The University of Florida’s Institute of Food and Agricultural Sciences celebrated 100 years of UF/IFAS Extension achievements and community service at Florida’s 2014 State Fair February 6-17, 2014 at the Florida State Fairgrounds in Tampa.
UF/IFAS Extension personnel and volunteers were in the State Agricultural Hall of Fame to explain the many services provided by Florida’s leading agricultural and research university. On Saturday Feb. 15th, Meri Nantz (Research Information Coordinator in Food Science & Human Nutrition) volunteered, along with her husband Darren Nantz. “It was exciting to see so many people visit and to see their interest in IFAS – especially the number of UF alumni and fans who came by,” Meri said.
At the State Fair, UF/IFAS featured a newly created set of eight table top displays with topics on water, agriculture, nutrition, natural resources, community development, gardening, food safety, and 4-H Youth Development. These will also be displayed at the on-campus celebration of the 100th Anniversary of Extension being held on April 17th.
For the 100th Anniversary, IFAS Communications Services also produced a timeline of UF/IFAS Extension, and three life sized cutouts of Extension’s Congressman Asbury Lever and Senator Hoke Smith (Sponsors of the Smith-Lever Act), and Dr. Seaman Knapp (Extensions’ First Demonstration Agent).
The Smith-Lever Act of 1914 established the Cooperative Extension Service, which allows everyone to benefit from the knowledge of land-grant universities. Extension has helped millions of Floridians by gathering the latest information from the research engines of the University of Florida and Florida A&M University and converting it to practical knowledge for everyday use.
UF/IFAS has Extension offices in each of Florida’s 67 counties to help local farmers, ranchers, families, youth and communities.
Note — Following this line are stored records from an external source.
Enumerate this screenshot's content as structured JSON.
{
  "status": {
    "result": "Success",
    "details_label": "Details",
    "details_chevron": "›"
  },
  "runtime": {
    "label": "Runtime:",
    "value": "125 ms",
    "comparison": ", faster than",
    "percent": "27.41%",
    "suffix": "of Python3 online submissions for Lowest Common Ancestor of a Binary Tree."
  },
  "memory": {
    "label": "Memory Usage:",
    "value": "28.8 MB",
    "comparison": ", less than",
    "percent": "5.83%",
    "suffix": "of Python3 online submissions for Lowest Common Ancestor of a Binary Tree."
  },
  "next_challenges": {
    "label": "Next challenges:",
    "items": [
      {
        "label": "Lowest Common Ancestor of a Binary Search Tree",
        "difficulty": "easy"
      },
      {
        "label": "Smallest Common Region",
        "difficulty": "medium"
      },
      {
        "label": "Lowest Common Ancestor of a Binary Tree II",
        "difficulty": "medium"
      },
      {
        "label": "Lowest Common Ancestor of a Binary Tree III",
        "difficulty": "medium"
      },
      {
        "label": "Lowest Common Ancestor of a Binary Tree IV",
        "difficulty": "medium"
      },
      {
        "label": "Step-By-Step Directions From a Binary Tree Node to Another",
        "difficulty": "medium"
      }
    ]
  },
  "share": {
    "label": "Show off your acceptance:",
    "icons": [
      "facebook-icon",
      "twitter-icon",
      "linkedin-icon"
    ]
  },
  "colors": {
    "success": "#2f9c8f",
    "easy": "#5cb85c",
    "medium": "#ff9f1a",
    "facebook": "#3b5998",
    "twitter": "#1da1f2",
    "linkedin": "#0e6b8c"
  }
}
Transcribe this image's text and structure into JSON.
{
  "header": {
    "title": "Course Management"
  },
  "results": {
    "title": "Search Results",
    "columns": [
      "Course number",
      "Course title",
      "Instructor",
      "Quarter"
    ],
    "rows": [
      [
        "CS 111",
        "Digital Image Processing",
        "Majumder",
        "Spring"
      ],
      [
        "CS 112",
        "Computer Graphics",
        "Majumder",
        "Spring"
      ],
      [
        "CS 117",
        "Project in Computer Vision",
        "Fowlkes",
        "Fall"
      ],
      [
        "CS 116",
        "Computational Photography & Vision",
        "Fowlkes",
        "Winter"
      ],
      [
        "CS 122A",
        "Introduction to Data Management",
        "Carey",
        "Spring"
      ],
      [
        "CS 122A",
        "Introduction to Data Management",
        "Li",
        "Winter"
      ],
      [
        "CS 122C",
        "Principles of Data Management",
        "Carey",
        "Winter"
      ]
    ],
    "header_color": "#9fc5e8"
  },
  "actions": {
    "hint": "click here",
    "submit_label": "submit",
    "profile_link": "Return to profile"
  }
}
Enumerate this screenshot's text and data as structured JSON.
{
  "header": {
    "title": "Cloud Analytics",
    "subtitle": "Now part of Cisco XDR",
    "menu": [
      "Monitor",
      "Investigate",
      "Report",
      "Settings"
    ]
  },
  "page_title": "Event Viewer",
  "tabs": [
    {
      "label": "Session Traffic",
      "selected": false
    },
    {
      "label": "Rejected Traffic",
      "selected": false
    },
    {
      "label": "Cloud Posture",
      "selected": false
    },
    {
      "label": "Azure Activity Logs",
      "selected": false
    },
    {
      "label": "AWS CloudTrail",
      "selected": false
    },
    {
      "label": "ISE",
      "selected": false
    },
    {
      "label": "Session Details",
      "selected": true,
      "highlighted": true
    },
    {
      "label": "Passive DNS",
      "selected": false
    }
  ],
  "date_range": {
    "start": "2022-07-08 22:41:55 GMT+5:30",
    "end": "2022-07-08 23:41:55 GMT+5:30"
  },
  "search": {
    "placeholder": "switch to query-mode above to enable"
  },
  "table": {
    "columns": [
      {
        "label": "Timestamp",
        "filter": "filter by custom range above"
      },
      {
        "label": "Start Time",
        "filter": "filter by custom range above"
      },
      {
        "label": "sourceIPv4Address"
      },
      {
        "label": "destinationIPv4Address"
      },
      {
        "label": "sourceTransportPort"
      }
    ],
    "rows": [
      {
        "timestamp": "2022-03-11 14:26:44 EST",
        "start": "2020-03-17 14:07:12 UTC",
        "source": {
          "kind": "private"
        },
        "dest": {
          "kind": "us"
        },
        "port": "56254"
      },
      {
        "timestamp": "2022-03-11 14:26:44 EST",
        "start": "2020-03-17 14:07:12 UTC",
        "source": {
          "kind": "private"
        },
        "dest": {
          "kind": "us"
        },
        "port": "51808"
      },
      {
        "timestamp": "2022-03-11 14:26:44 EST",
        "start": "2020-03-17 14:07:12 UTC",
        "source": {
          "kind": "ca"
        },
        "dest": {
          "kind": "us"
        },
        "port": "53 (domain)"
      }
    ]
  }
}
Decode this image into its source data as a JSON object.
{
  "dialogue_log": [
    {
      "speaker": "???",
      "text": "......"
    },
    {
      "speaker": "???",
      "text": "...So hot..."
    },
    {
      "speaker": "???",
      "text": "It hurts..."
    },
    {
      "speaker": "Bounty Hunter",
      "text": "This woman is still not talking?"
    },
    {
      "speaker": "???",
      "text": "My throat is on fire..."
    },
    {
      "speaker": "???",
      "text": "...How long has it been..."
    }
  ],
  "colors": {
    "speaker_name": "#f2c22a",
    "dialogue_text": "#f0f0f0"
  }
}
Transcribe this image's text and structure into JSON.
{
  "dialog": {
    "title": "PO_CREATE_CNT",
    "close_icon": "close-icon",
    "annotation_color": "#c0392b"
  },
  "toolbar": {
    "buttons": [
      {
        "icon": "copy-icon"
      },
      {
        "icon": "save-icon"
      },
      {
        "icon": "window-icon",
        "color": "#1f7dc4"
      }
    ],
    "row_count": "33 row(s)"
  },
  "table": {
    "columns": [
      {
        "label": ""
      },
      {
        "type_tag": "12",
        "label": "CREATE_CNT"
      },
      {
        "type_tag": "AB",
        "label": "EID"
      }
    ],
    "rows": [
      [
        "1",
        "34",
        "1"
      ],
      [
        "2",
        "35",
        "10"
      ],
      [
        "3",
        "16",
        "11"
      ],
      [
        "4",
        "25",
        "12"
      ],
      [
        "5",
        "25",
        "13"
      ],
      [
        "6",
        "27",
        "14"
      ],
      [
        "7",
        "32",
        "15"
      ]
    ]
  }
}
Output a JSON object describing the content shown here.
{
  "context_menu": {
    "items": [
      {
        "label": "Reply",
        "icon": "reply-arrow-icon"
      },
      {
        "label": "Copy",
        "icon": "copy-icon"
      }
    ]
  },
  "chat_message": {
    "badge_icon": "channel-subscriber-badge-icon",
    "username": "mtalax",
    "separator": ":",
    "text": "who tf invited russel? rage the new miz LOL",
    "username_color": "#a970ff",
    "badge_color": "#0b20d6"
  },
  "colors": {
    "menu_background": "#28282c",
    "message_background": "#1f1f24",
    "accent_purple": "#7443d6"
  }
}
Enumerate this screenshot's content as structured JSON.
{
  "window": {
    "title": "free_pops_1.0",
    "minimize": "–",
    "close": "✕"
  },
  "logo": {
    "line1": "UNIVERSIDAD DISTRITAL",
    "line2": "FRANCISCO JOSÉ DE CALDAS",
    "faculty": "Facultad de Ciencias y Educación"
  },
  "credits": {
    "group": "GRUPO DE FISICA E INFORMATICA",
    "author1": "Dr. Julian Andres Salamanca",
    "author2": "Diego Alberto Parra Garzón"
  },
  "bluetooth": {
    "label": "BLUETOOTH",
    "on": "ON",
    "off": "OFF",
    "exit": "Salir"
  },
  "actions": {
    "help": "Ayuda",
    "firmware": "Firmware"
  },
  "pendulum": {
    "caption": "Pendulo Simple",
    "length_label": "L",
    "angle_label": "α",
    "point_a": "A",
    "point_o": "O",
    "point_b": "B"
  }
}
“Cooperative Extension has helped many businesses, individuals and communities grow and strengthen over our 100-year existence,” said Nick Place, UF/IFAS dean for Extension. “This year’s centennial is a great opportunity to ensure that Extension continues providing meaningful impacts through the next 100 years and to ensure that cooperative extension is highly recognized as the ‘front-door’ to our land-grant university, the University of Florida.”
Some educational programs Extension offices provide include: 1) Putting more green in your thumb with personalized advice about local growing conditions for ornamentals, fruits, vegetables and turf; 2) Protecting Florida’s water supplies; 3) Helping people make healthier food decisions, keeping food safe and promoting local food utilization; 4) Providing natural resource industry leaders with training programs that prepares them for real-world problems; 5) Keeping agriculture competitive and sustainable throughout the state; 6) Helping developers minimize environmental impact during building, and long afterward; and 7) Overseeing Florida’s 4-H Youth Development program, which creates safe and inclusive learning environments for young people and helps them excel beyond their peers, make more healthy choices, and succeed in school and the sciences.